For Bishop Kenny's Colby Halter, the plan for his baseball future was already agreed upon. He and his parents had their "MLB Draft number" in mind before Major League Baseball announced plans to shorten the 2020 MLB Draft: if Halter was drafted after the fifth-round, he'd forego the Majors and stick with his commitment to play at the University of Florida.
"If I was gonna go after the fifth round anyways, I probably wouldn’t have signed [with an MLB team]. I’d probably be at Florida," the senior shortstop said.
But many of Halter's contemporaries have seen their plans go awry since the league's decision late Friday night to cut this year's Draft to just five rounds total.
“My buddy Kyle Teel, he lives in New York. He actually withdrew his name from the Draft and he’s just gonna go to Virginia," Halter explained. The two both play for the Canes Baseball program. "It’s definitely unorthodox but I think [the Draft's changes are] changing some people’s ideas of what they want to do.”
1,217 players were drafted over 40 rounds of the MLB Draft in 2019. Now, just 160 players will hear their names called. Teams are then free to sign as many undrafted players as they'd like, but:
“... after the fifth round, guys can only sign for $20,000. Which might seem like a lot but it’s definitely not," Halter explained. "The slot bonuses for the sixth round are still in the six-figure range.”
He's not wrong: last year's sixth-round bonus slots ranged from $237,000 to $301,600. To say that's a sizable difference would be an understatement.
And -- if we're to go based on the numbers and rankings -- this hits home for Halter: he's currently ranked as MLB.com's No. 149 prospect. Again, only 160 players will be selected. Pick No. 161 last year had a $321,100 slot bonus.

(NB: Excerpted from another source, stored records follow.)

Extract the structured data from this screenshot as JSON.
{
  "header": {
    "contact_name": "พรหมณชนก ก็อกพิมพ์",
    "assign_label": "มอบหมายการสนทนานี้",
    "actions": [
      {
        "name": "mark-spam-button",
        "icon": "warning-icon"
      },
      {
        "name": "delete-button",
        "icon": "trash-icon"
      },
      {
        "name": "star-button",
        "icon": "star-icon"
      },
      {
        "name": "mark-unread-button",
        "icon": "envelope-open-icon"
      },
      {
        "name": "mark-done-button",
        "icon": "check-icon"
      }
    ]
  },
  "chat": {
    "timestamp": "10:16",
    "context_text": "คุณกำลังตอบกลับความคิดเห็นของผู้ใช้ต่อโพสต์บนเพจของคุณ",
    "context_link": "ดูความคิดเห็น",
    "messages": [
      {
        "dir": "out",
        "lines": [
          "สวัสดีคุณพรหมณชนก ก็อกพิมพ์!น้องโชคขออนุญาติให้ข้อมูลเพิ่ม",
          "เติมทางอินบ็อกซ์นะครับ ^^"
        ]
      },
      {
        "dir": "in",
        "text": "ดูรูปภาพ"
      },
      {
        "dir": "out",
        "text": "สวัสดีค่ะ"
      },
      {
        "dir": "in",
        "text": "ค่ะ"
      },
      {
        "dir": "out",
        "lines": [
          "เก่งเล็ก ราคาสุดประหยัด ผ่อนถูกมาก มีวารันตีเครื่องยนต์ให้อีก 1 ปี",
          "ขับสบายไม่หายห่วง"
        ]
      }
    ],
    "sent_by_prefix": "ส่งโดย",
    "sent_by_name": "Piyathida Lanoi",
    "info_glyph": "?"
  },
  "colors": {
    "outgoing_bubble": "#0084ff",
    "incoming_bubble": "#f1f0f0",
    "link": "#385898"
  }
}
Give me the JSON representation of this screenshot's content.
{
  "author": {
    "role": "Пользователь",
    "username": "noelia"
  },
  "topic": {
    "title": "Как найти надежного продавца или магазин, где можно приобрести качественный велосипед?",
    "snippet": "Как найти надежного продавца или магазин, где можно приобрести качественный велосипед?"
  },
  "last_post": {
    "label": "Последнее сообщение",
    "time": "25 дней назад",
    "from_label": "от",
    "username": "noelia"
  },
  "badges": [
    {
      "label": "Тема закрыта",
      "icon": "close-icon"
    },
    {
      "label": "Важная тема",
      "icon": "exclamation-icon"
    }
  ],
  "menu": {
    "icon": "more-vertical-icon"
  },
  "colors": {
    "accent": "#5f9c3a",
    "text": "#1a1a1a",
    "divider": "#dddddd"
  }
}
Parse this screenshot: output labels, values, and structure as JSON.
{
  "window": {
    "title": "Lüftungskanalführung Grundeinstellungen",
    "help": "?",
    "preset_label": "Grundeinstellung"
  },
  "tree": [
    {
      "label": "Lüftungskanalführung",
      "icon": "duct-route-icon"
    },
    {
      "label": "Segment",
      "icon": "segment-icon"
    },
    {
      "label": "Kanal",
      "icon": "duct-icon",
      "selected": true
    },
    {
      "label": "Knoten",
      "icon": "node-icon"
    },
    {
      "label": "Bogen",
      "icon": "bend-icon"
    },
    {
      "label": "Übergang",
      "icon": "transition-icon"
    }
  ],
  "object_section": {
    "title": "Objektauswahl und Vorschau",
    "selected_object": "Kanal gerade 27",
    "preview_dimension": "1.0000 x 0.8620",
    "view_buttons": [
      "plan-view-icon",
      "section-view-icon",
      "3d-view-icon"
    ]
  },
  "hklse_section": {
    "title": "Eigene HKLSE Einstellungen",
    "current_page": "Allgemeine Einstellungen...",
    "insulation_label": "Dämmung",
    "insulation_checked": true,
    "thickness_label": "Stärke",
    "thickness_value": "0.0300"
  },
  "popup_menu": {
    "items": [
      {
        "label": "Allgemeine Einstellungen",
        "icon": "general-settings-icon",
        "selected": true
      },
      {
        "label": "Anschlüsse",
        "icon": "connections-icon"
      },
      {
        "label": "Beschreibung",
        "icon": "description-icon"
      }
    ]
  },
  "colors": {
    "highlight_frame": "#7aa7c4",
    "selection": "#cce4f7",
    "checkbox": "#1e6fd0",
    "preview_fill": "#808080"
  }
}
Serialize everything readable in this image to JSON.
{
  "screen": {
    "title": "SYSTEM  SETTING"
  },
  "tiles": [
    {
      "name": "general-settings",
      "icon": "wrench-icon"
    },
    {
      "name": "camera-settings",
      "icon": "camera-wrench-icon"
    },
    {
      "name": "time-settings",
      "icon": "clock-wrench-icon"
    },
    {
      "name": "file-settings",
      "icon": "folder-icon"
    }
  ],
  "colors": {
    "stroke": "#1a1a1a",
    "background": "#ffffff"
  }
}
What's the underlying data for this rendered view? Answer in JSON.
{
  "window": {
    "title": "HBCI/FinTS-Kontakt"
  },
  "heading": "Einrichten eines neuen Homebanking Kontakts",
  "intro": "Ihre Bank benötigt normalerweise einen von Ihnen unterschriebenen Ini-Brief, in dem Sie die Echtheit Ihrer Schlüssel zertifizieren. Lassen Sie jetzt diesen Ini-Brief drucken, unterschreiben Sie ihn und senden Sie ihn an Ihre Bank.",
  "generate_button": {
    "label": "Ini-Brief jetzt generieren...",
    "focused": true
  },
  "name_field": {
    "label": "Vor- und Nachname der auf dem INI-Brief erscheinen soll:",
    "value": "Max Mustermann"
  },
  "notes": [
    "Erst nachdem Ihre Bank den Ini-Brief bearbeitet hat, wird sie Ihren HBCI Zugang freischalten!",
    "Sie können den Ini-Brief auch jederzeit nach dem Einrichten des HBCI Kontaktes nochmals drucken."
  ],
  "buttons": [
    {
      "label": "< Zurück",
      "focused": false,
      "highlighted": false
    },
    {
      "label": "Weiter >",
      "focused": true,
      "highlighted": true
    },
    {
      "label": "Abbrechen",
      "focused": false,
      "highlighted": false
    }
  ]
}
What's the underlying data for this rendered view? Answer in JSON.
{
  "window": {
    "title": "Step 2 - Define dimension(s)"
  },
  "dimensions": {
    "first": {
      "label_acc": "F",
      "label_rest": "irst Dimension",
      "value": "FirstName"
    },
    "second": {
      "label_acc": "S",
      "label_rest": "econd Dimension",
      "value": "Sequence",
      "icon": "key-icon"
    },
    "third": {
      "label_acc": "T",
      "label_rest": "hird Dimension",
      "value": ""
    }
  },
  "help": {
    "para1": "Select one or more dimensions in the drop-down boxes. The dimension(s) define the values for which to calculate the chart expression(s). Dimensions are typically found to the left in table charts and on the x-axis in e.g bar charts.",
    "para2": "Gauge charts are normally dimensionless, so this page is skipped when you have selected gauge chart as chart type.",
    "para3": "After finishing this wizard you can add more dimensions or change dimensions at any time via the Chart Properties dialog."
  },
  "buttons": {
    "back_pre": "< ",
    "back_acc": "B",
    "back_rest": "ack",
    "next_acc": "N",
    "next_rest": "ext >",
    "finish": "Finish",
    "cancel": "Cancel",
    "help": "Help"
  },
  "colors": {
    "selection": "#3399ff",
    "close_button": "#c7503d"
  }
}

One year later, it's more than $300,000 less.
“We got like a month out, and its kinda different with Coronavirus -- obviously -- but still controlling what I can control," Halter said.
With Phase One of reopening underway in Florida, Halter has been able to work-out at a personal gym each morning and find open batting cages in the afternoon. He's spent plenty of time working out with players who were in his situation not too long ago.
"Couple of buddies last year, some of them signed pro ball and some didn't. Tyler Calihan (Providence) signed with the Reds last year (Round 3, No. 85 overall). Hunter Barco (Bolles) went to Florida," he said.
"Just hearing from those guys is really great... they both say really great things about where they are. Tyler loved playing in the Reds organization last year, and he got to do some cool things. He played in Billings, Montana, and he said it was beautiful.... it's definitely good to hear stuff like that, because you can hear stories about the minor leagues being pretty grueling. But if you love baseball, that's all that's really important."
It's why Halter, although anxious to see what happens, is taking it all in stride: he knows he'll be playing baseball somewhere this time next year. At a time when the future is so unclear, Halter is confident that his next step in baseball will be the right one either way.
“Hopefully we can see something happen June 10, but Florida’s a great school, too. Either opportunity’s awesome.'